The President of the African Development Bank Group, Dr. Akinwumi Adesina, has said that inadequate power supply is negatively affecting the growth of Nigerian industries.Speaking at the meeting of the Manufacturers Association of Nigeria (MAN) on Tuesday in Abuja, Adesina said: “Today, no business can survive in Nigeria without generators.”
“Consequently, the abnormal has become normal. Unless Nigeria decisively tackles its energy deficiency and reliability, its industries will always remain uncompetitive.”
Dr. Adesina, who was a former Minister of Agriculture in Nigeria lamented the country’s failure to diversify its export base to high-value market products, adding that the country has focused more on replacing imports and saving the naira rather than deliberately pursuing wealth creation and value-added manufacturing.
He noted that Nigeria has failed to position itself for economic growth and achievements, the type attained by developing countries like Vietnam and Malaysia.
“While for decades the share of manufacturing in Nigeria’s GDP, has hovered around 7%, the nation has not been able to extricate itself from the comatose of its industrial manufacturing sector to unleash the fullness of its potential.
“The performance of the manufacturing sector in the past five years have been poor. Between 2015-2017, the sector declined by -1.5%, -4.3% and -0.2%. This is in sharp contrast to the dynamic and rapid performance of manufacturing in Asian countries, such as Singapore, Malaysia and China.
“While Asian countries have focused on the export of manufactured products, Nigeria’s approach has been on import substitution. The manufacturing sector of Nigeria represents only 3% of total revenues from exports, but accounts for 50% of imports in the country. Instead of being forward looking in expanding the share of the manufactured goods in its total export revenue, Nigeria focuses on the model of import substitution.
“Import substitution, while important, is a very restrictive vision. It looks towards survival, instead of looking to create wealth through greater export market and value diversification. The end result is a manufacturing sector that cannot develop nor compete globally, but limits itself to “survival mode, not a “global manufacturing growth mode,” local media reports on Wednesday quoted Adesina as saying.

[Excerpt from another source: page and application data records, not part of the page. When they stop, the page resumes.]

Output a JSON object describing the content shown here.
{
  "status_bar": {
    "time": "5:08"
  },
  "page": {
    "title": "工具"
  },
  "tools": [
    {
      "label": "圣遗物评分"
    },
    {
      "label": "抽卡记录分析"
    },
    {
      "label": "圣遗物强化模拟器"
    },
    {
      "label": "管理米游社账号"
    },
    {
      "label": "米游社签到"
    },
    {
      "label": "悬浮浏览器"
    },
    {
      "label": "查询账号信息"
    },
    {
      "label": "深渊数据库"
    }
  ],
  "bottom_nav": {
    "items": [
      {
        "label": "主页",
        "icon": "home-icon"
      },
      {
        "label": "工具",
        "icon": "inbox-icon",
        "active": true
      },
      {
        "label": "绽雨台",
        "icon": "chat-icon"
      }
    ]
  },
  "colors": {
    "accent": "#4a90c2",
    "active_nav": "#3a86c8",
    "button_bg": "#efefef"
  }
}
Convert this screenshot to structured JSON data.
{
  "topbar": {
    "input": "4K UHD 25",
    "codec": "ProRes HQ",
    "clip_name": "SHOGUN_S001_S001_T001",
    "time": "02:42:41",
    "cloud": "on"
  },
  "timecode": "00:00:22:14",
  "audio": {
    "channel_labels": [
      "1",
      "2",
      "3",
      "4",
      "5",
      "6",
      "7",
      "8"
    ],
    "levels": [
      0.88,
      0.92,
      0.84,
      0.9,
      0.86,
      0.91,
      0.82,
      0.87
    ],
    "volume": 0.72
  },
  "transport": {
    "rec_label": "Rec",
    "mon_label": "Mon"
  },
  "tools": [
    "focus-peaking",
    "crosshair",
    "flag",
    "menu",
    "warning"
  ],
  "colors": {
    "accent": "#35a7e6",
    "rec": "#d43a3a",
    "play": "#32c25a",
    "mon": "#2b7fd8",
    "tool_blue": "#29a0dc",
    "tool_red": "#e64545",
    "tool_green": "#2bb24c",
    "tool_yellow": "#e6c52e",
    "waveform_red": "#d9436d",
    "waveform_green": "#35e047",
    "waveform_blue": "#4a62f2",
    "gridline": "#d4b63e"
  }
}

According to Adesina, Nigeria must have a greater ambition for its manufacturing sector by integrating and rapidly moving up global and regional value chains in areas of comparative advantage; “by and by driving greater specialisation and competitiveness”.
In her speech at the meeting, the Director-General of the World Trade Organisation, Dr. Ngozi Okonjo-Iweala noted that trade was a key part in the global economic recovery and called for more support for micro, small and medium enterprises.
“Poor countries need access to bigger markets to grow rapidly. With trade projected to grow at 10.8 percent this year, more than twice as fast as GDP, external demand will far outpace domestic demand for many countries, especially those on the wrong end of the k-shaped recovery.
“For Manufacturers, trade is also important because they need better access to imports as well as competitive logistics and other services critical to international competitiveness.
“Digital is very important here, especially for young Africans and the businesses they create; many businesses have been able to weather the pandemic because they were able to access the Internet and sell online.
“We should work harder, first to understand the barriers facing micro, medium and small enterprises in global trade and then to lower these barriers,” she said.